One of the components of this multifaceted project was a video to announce the launch of the brand into the marketplace. Our client challenged us to capture all of the following in a two-minute video – the ease with which a number of their products could be prepared, customers in a restaurant enjoying the prepared products and multiple testimonials from actual brew pub owners talking about why they liked and used the products.
Add to that a script that was still in flux days before the shoot began, some extremely short deadlines, the logistical aspect of shooting at four locations, confirming models, extras, food recipes, props, etc...you get the idea. While it was a lot to wrangle, capture and edit, it was a challenge we were totally up for!
Shooting in the studio and on location in Kansas City, Grand Rapids, MI and Springfield, MO, we captured days of video footage. We can't say enough about how wonderful the video crew, food stylists, production coordinators, talent agency, and others we're surely failing to remember were, and how they were the ones who really made this large production come together.
A special thank you to Isaac Alongi who DP'd, edited and colored this video project. Without his talent and flexibility, the end result would not be nearly as beautiful as it is.
It truly takes a village, and we've got a great one surrounding us!
Be sure to check out the final video.
Our Assistant Food Stylist making sure we have enough fries in the bowl before shooting begins.
Getting the thumbs up from talent!
Our Food Stylist putting the final touches on the hero plate of food.
The Associate Creative Director reporting back to his team at home on how the shoot's going.
Making sure everything is lookin' good on location in Grand Rapids, MI.
We used a two camera set up for the Brew Chef interview videos.
Q&A with a local Brew Chef about why he uses these products.
A fun little clip of David directing the talent...or was it him just saying out loud what he needed his assistant to bring him?
Click on the image to play the launch video.
We've been shooting some projects lately that tell more of a visual story than straight-up product shots. The concept of these projects has been to entice the viewer with mouthwatering food and invite them into the world we've created. Let us walk you through a couple of the stories.
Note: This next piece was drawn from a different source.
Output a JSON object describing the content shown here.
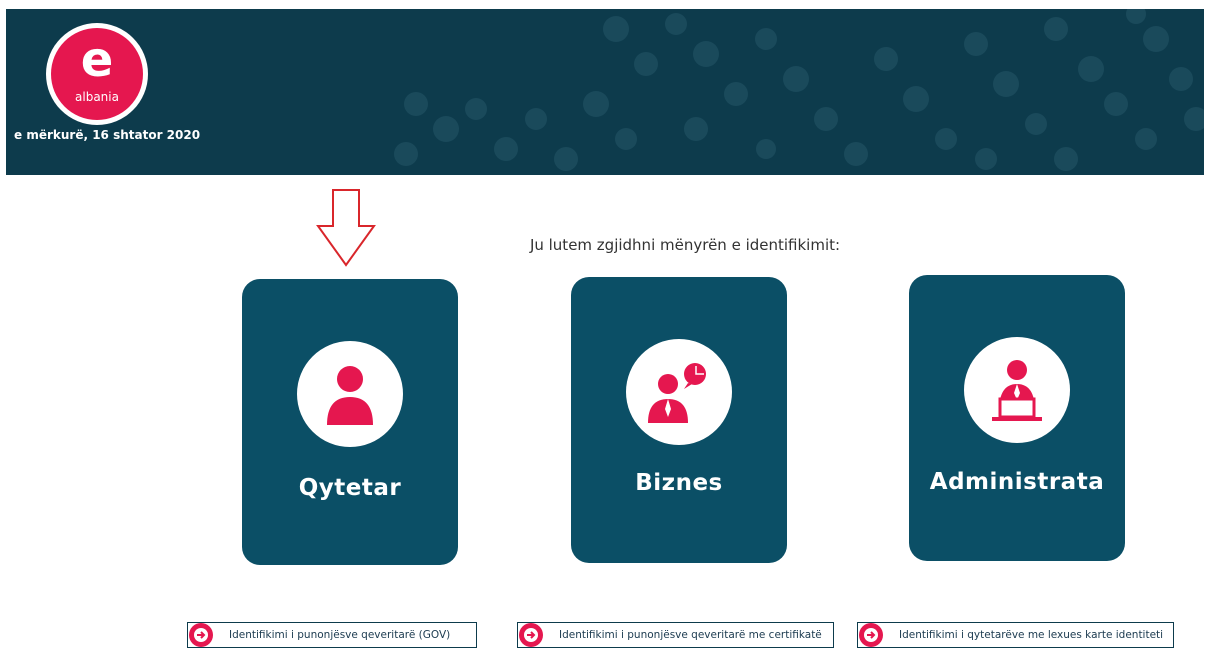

I know you can smell warm peanut butter cookies with a hint of coffee from the Java Jam drizzled on top. You can feel the ice cold, creamy milk as it hits the back of your throat, chasing the tasty cookie. You can also imagine yourself in that warm, sun-drenched kitchen listening to the birds chirp through an open window on a lazy weekend afternoon. Can't you?
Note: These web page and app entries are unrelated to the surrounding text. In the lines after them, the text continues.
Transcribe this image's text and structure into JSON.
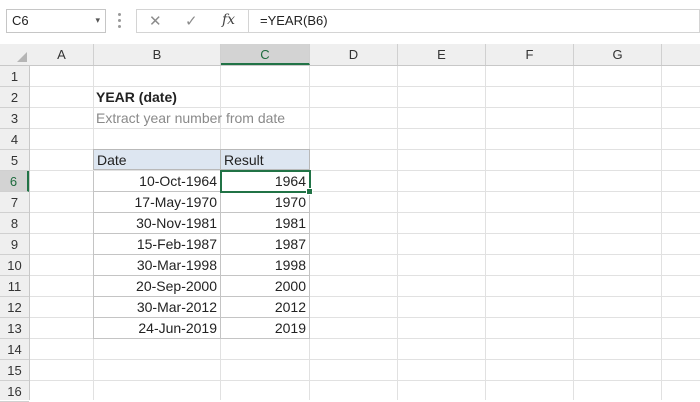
{
  "formula_bar": {
    "name_box": "C6",
    "name_box_arrow": "▾",
    "cancel_icon": "✕",
    "enter_icon": "✓",
    "fx_label": "fx",
    "formula": "=YEAR(B6)"
  },
  "columns": [
    "A",
    "B",
    "C",
    "D",
    "E",
    "F",
    "G"
  ],
  "active_column": "C",
  "rows": [
    "1",
    "2",
    "3",
    "4",
    "5",
    "6",
    "7",
    "8",
    "9",
    "10",
    "11",
    "12",
    "13",
    "14",
    "15",
    "16"
  ],
  "active_row": "6",
  "sheet": {
    "title": "YEAR (date)",
    "subtitle": "Extract year number from date",
    "table": {
      "headers": [
        "Date",
        "Result"
      ],
      "rows": [
        {
          "date": "10-Oct-1964",
          "result": "1964"
        },
        {
          "date": "17-May-1970",
          "result": "1970"
        },
        {
          "date": "30-Nov-1981",
          "result": "1981"
        },
        {
          "date": "15-Feb-1987",
          "result": "1987"
        },
        {
          "date": "30-Mar-1998",
          "result": "1998"
        },
        {
          "date": "20-Sep-2000",
          "result": "2000"
        },
        {
          "date": "30-Mar-2012",
          "result": "2012"
        },
        {
          "date": "24-Jun-2019",
          "result": "2019"
        }
      ]
    }
  },
  "colors": {
    "selection": "#217346",
    "table_header_fill": "#dde6f1"
  }
}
Fresh local milk and Java Jam topped peanut butter cookies
It's summertime in the South. Someone grabs an old, weathered table and drags it under a huge oak tree for a picnic on a steamy afternoon. On the menu? Spicy Southern fried chicken, buttermilk biscuits smothered with Tupelo honey, pickled tomatoes from the garden, cabbage slaw and fresh squeezed lemonade. Finger-Lickin' good!
Summertime Southern fried chicken with pickled tomatoes
Some "behind the scenes" captured while shooting these two images...